Hong Kong, Brussels, Casablanca, Washington DC, Panama & Montreal: Following the global airport industry’s commitment to reduce its carbon emissions made 7 years ago, the intervening years since then have seen a groundswell of airports become part of the industry carbon management initiative, Airport Carbon Accreditation. As the calendar counts down to the climate change negotiations at COP21 in Paris at the end of this year, the airport industry trade body, Airports Council International this week released the annual results for the programme covering the period June 2014 to June 2015 – the very first time since it became the global carbon standard for airports.
The programme certifies airports at 4 different levels of accreditation covering all stages of carbon management (Mapping, Reduction, Optimisation and Neutrality). It is independently administered, institutionally-endorsed¹ and has already won praise from the International Civil Aviation Organisation (ICAO), the United Nation Environment Panel (UNEP) and the European Union (EU).
Launching a brand new microsite featuring the key figures from this year’s Annual Report – accessible at the airportCO2 website – it was revealed that in the past twelve months, Airport Carbon Accredited status has been earned by a total of 125 airports in over 40 countries across the world**, an increase of over 22% on the previous year.
Patti Chau, Regional Director ACI Asia-Pacific, and Angela Gittens, Director General, ACI World commented “These airports are reporting on their carbon management activities every year and they have mobilised on this of their own accord. And it’s not just the bigger hubs like Dubai, Heathrow, Hong Kong, Paris CDG, Istanbul-Atatürk, Seattle-Tacoma, Seoul-Incheon and Schiphol – the programme has certified a huge number of smaller airports like Eindhoven, Enfidha Hammamet, Farnborough, Hat Yai International, Malmö, Portland-Troutdale and Puerto Vallarta.
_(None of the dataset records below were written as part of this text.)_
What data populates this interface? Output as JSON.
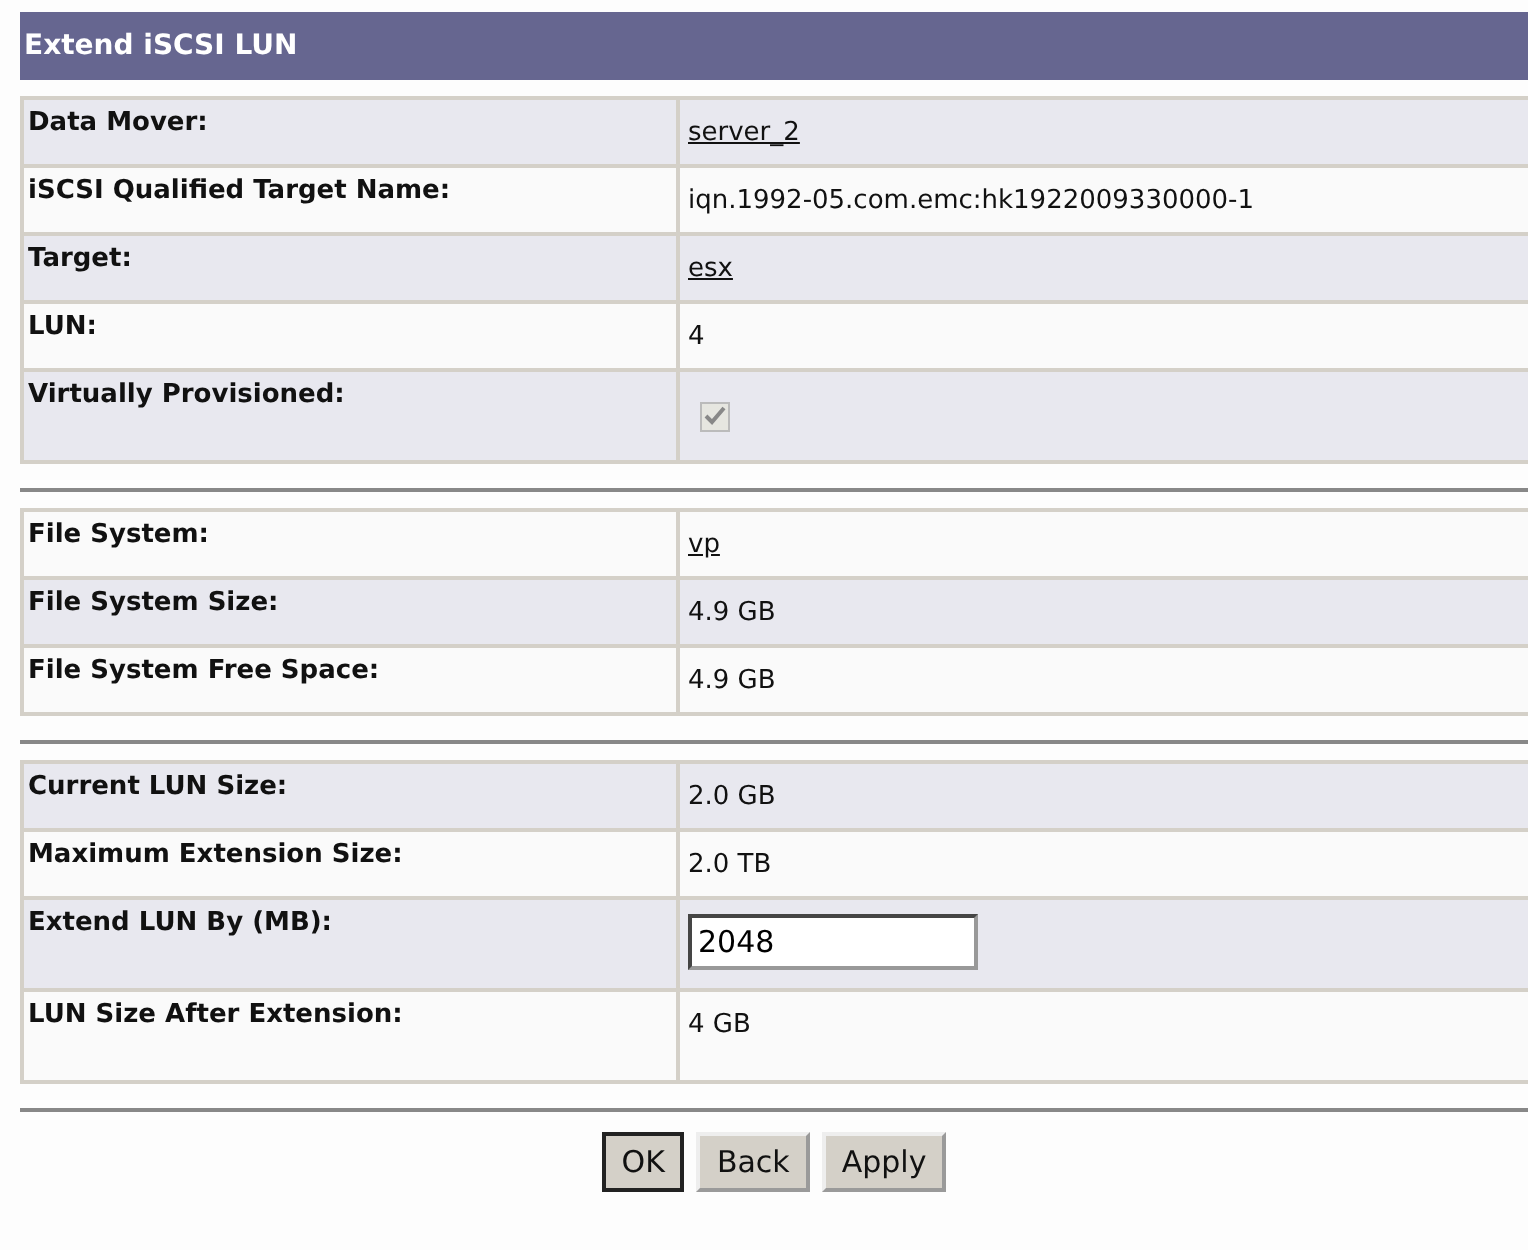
{
  "title": "Extend iSCSI LUN",
  "sections": [
    {
      "rows": [
        {
          "label": "Data Mover:",
          "kind": "link",
          "value": "server_2"
        },
        {
          "label": "iSCSI Qualified Target Name:",
          "kind": "text",
          "value": "iqn.1992-05.com.emc:hk1922009330000-1"
        },
        {
          "label": "Target:",
          "kind": "link",
          "value": "esx"
        },
        {
          "label": "LUN:",
          "kind": "text",
          "value": "4"
        },
        {
          "label": "Virtually Provisioned:",
          "kind": "checkbox",
          "checked": true,
          "disabled": true
        }
      ]
    },
    {
      "rows": [
        {
          "label": "File System:",
          "kind": "link",
          "value": "vp"
        },
        {
          "label": "File System Size:",
          "kind": "text",
          "value": "4.9 GB"
        },
        {
          "label": "File System Free Space:",
          "kind": "text",
          "value": "4.9 GB"
        }
      ]
    },
    {
      "rows": [
        {
          "label": "Current LUN Size:",
          "kind": "text",
          "value": "2.0 GB"
        },
        {
          "label": "Maximum Extension Size:",
          "kind": "text",
          "value": "2.0 TB"
        },
        {
          "label": "Extend LUN By (MB):",
          "kind": "input",
          "value": "2048"
        },
        {
          "label": "LUN Size After Extension:",
          "kind": "text",
          "value": "4 GB"
        }
      ]
    }
  ],
  "buttons": [
    {
      "label": "OK",
      "focused": true
    },
    {
      "label": "Back",
      "focused": false
    },
    {
      "label": "Apply",
      "focused": false
    }
  ]
}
An impressive 1.7 billion passengers now travel through airports certified at one of the 4 levels of the programme – that’s 27.5% of global air passenger traffic. Most promisingly 22 airports advanced up a level of the programme – in the past year, making further progress in the way they manage their carbon emissions. In the past year, these airports have succeeded in reducing the CO2 emissions under their direct control by 212,460 tonnes of CO2. That’s equivalent to the annual CO2 sequestered by 1,495 acres of forest.”
Source:- Airport Council Corporation
Tags: Airport Carbon Accreditation, Airport Council International, airports council international, Brussels, casablanca, dubai, European Union (EU), Heathrow, hong kong, istanbul ataturk, Panama & Montreal, Paris CDG, Seattle-Tacoma, Seoul-Incheon and Schiphol, United Nation Environment Panel (UNEP), washington dc